Today’s your birthday. How I wish I could be there.
But, although I don’t get a big piece of cake this year, I didn’t miss out entirely. I could hear the excitement in your voice and could imagine the sparkle in your big brown eyes as you opened your presents. I’m glad you’re saving your ‘party’ until tonight when Daddy’s home because I know he wouldn’t want to miss one minute.
I’ve been thinking a lot today about how happy your mommy and daddy were when they discovered they were getting a wonderful surprise gift. You! Baby Amy! Your mommy never complained – not once – about being so fat and tiring so easily, and your daddy thought Mommy was just beautiful.
Never having been a grandmother before, I didn’t know quite how to feel about all that. Those were brand new feelings for me. All I knew for sure was that my own grandmother was one of the most special people in my life, and I hoped that someday, if you remembered me as half that special, it would mean I’d been a good grandmother, too. I want you to know that I take the elevated status to grandmother very seriously.
I remember just like it was yesterday, when Daddy called from the hospital. I had been anxiously waiting and so I grabbed the phone on the first ring. His voice sounded a little shaky, which worried me at first, but then I realized he was crying from the sheer happiness of having a little daughter. He finally managed to say “She’s here.” and then we both cried a little.
Within hours, I was in Texas, and rocking you in the big rocking chair in Mommy’s hospital room. As soon as I cradled you in my arms, you grabbed my finger like you never wanted to let go, and at that moment I discovered the special bond between granddaughter and grandmother. The feeling was overwhelming and powerful. Then you opened your eyes and solemnly gazed at me. You did! I swear it! You looked right at me and I knew you felt something magical, too. Here was yet another who loved you and all you’d had to do was spit up a little and grab hold of their finger. So far, feeling adored was a piece of cake!
The doctors at the hospital helped take you from Mommy’s tummy so she was tired and sore. Over the next few days, I helped take care of you so Mommy could rest. I also taught Daddy how to take care of you so Mommy could rest after I left, and I was surprised at how quickly he learned. I don’t remember ever seeing another young man so ready to be a father. ‘Though he had never even held a newborn before, your daddy learned about diapers, bottles, and burping as easily as baby ducks learn to swim. He made me so proud. Oh, by the way, if you wondered why I didn’t stop by your crib that last morning to say goodbye, it was because I couldn’t. I wanted to, but I just couldn’t. Someday, when you’re much older, you’ll understand.
I feel very lucky that we live in the age of communications, Amy, because it means I can be part of your life, and you, mine, even though I’m a thousand miles away.
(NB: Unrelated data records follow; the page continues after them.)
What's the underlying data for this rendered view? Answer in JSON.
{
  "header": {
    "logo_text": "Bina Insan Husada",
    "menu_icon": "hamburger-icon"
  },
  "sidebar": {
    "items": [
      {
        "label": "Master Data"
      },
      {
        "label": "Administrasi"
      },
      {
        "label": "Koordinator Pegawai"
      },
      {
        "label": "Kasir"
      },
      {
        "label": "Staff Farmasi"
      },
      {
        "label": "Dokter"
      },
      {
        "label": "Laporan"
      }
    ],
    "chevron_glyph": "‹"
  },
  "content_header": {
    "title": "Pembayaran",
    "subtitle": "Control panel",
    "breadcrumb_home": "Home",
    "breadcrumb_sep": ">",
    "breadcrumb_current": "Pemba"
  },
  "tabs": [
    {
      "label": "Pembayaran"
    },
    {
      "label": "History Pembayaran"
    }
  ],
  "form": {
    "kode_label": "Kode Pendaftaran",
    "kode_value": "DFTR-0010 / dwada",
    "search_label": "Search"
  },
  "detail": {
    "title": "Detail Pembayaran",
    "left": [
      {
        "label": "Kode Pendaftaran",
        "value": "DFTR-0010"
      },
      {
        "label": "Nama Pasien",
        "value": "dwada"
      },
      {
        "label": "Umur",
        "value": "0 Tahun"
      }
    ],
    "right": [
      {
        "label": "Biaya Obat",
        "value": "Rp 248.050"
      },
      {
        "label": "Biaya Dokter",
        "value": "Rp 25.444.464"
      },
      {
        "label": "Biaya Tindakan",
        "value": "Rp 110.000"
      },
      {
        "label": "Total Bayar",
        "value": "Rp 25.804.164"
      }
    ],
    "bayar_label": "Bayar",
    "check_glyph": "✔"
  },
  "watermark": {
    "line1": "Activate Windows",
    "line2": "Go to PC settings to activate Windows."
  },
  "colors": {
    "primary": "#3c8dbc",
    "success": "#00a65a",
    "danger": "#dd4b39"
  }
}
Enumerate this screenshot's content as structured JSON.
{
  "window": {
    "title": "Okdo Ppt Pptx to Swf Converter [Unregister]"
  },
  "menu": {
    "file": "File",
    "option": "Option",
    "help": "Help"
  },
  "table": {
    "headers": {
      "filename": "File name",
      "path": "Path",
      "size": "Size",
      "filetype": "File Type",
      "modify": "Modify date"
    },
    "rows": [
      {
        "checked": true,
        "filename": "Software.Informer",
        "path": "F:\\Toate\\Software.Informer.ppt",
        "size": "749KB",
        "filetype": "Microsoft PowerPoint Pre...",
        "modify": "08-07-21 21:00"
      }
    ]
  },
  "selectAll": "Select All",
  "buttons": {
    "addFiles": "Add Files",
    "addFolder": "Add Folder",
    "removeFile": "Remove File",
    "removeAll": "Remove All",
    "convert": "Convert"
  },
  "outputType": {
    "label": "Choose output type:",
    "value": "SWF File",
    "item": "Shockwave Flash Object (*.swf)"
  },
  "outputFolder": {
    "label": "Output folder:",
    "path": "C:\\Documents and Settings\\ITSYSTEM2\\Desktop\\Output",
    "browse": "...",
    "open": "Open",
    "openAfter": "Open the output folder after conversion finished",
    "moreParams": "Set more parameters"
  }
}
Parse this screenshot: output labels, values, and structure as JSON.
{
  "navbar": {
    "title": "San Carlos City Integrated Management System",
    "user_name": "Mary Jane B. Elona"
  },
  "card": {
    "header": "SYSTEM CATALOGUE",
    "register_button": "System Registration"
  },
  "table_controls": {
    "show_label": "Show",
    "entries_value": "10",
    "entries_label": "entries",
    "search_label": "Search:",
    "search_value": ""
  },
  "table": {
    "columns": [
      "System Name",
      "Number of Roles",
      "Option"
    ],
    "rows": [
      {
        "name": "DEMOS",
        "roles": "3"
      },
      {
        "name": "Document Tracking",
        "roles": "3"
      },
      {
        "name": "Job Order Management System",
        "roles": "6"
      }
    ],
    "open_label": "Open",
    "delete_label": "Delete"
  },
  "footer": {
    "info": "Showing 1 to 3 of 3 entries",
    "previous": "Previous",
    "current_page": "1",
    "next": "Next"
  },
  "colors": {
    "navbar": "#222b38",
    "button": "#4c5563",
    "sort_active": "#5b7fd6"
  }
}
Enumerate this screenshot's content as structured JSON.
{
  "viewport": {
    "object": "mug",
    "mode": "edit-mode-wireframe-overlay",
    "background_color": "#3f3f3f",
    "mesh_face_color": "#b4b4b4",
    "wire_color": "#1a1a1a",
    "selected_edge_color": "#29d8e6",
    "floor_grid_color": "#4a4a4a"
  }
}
I’ve cheered you on and just ‘busted’ with pride at each of your achievements. I love your paintings and have framed and hung them, along with your pictures, all around my computer where I seem to spend most of my time these days. I’m so proud of your good grades, your awards and trophies, but Daddy and Mommy also tell me you have lots of friends and that you treat them well and I think that probably makes me the most proud for that means you care about others and that will carry you farther than a whole room full of trophies.
Gosh! You’re seven! A second grader! And the tallest one in your class! My, how time does fly, but your sixth year was a good year for you, don’t you think? You completed your first year of ‘big’ school, you rode on a plane for the first time, you learned to swim without your wings, and didn’t we have loads of fun at the Tennessee Aquarium and the Creative Discovery Museum? For the very first time, you also ran through the dark, catching lighting bugs in my back yard, and that’s something you’ll never forget, the way I haven’t forgotten those nights in my own grandmother’s yard. Strange how you don’t have those lightning bugs where you live, isn’t it? I wonder why that is? If I could give you the most special birthday wish ever, I would wish you peaceful summer evenings filled with children’s laughter and zillions of twinkling lightning bugs.
So, for the very first time, I’ve missed your birthday, but I’ll see you in a few weeks. I promise. I hope by then it’s much cooler in Texas. Of course, by then, you’ll have forgotten all about this special day. You’ll be thinking ahead to Christmas – and Santa Claus.
I’m with you today in my heart and I’m hoping Daddy takes lots of pictures and a video, too. What a lucky little girl you are, Amy. Your mommy and daddy are wonderful people who absolutely adore you. And, if you haven’t guessed, so does your grandmother.
Patricia’s Porch Talk: Summer Evenings and Lightning Bugs